elif [ "$nearest_ci" = "$mbmain2" ]; then :; echo "branched from main2";
elif [ "$nearest_ci" = "$mbmaster" ]; then :; echo "branched from master";
fi

The branch feat could have multiple branches that are equally near. For example, if multiple branches point to the same commit. Thus the ordering of comparisons is relevant, if we might prefer one branch over the other.

The whole process could be written as

#!/usr/bin/env bash

dev_branch=feature1;

main_branches=(main1 main2 master); # ordering is relevant
declare -A map_merge_base;
for mbranch in "${main_branches[@]}"; do :;
  map_merge_base[$(git merge-base "$dev_branch" "$mbranch")]="$mbranch";
done
nearest_ci=$(git rev-list --topo-order --max-count=1 "${!map_merge_base[@]}")

printf "%s is the corresponding main branch\n" "${map_merge_base[$nearest_ci]}";

Associative arrays are not really new (introduced in bash 4, released in 2009), but the syntax is not compatible with zsh (the default shell for Mac systems), and possibly other shells.

The same commands would work also in zsh, if one replaces ${!map_merge_base[@]} with ${(k)map_merge_base[@]}) in more or less all zsh implementations, as zsh had associative arrays since 1998.

An alternative that uses a non-associative array, and thus works both in bash and zsh would be

#!/usr/bin/env bash

dev_branch=feature1;

main_branches=(main1 main2 master); # ordering is relevant
map_merge_base=()
for mbranch in "${main_branches[@]}"; do :;
  map_merge_base+=("$(git merge-base "$dev_branch" "$mbranch"):$mbranch")
done
nearest_ci=$(git rev-list --topo-order --max-count=1 "${map_merge_base[@]%%:*}")

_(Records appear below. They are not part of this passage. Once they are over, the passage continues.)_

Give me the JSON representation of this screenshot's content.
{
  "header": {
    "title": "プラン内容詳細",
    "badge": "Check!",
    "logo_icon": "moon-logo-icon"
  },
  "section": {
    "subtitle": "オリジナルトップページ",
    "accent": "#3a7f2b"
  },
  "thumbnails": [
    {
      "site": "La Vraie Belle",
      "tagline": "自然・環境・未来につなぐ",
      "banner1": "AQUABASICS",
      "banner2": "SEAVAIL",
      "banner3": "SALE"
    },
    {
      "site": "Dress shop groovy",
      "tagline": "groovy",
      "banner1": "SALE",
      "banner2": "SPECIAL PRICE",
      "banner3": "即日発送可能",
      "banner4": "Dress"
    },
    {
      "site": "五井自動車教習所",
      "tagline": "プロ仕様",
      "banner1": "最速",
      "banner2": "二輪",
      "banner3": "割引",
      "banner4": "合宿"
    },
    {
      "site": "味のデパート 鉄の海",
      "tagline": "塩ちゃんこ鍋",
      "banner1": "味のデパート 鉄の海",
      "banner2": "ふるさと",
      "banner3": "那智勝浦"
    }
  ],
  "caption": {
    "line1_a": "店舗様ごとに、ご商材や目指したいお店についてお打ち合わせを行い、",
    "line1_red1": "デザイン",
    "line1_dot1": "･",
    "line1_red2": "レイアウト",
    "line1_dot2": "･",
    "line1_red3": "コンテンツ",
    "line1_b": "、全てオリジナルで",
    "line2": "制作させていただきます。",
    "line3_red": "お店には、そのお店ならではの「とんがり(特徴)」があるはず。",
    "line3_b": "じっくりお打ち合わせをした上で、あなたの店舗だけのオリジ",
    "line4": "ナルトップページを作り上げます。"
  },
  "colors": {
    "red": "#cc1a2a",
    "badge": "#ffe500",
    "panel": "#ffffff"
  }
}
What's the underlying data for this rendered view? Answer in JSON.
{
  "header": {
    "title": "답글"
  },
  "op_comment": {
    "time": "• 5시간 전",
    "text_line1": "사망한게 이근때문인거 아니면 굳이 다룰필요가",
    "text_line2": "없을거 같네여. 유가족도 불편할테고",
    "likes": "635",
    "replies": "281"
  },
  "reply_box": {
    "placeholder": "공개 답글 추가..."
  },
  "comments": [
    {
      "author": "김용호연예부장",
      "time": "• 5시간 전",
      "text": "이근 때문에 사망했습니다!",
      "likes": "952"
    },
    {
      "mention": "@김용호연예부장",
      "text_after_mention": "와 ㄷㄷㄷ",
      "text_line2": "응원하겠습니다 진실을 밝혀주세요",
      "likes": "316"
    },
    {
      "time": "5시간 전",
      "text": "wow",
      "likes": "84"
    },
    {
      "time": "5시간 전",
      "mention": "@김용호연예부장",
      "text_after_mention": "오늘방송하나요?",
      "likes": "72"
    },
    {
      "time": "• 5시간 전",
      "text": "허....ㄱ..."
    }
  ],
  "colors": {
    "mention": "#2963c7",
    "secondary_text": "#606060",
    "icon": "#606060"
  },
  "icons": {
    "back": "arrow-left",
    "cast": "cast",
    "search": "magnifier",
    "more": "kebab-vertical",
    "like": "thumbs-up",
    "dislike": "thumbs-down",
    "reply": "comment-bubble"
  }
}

for v in "${map_merge_base[@]}"; do :;
  if [ "$nearest_ci" = "${v%%:*}" ]; then :;
    printf "%s is the corresponding main branch\n" "${v#*:}";
    break
  fi
done;

But since the script begins with #!/usr/bin/env bash, it does not use zsh (or another shell) by default if bash is not available.

Another alternative would be to write the script in POSIX sh, thus without arrays.

By copying the snippet for iterating over strings:

#!/bin/sh

dev_branch=feature1;

main_branches="main1 main2 master"; # ordering is relevant

map_merge_base="";
commits="";
SEP=" ";
STRING="$main_branches$SEP";
while [ "$STRING" != "${STRING#*"${SEP}"}" ] && { [ -n "${STRING%%"${SEP}"*}" ] || [ -n "${STRING#*"${SEP}"}" ] ; }; do
  VALUE="${STRING%%"${SEP}"*}";
  STRING="${STRING#*"${SEP}"}";
  mrbase=$(git merge-base "$dev_branch" "$VALUE")
  map_merge_base="$map_merge_base $mrbase:$VALUE";
  commits="$commits $mrbase";
done;

# NOTE: not quoting $commits by design
nearest_ci=$(git rev-list --topo-order --max-count=1 $commits)

SEP=" ";
STRING="$map_merge_base$SEP";
while [ "$STRING" != "${STRING#*"${SEP}"}" ] && { [ -n "${STRING%%"${SEP}"*}" ] || [ -n "${STRING#*"${SEP}"}" ] ; }; do
  VALUE="${STRING%%"${SEP}"*}";
  STRING="${STRING#*"${SEP}"}";
  if [ "$nearest_ci" = "${VALUE%%:*}" ]; then :;
    printf "%s is the corresponding main branch\n" "${VALUE#*:}";
    break
  fi
done;

Otherwise, just use a more structured programming language.

The main advantage of using the last script is that it should work out-of-the-box on Windows (as git for Windows is packaged with bash), most GNU/Linux systems, and macOS (as it has zsh as the default shell).


Do you want to share your opinion? Or is there an error, some parts that are not clear enough?

You can contact me anytime.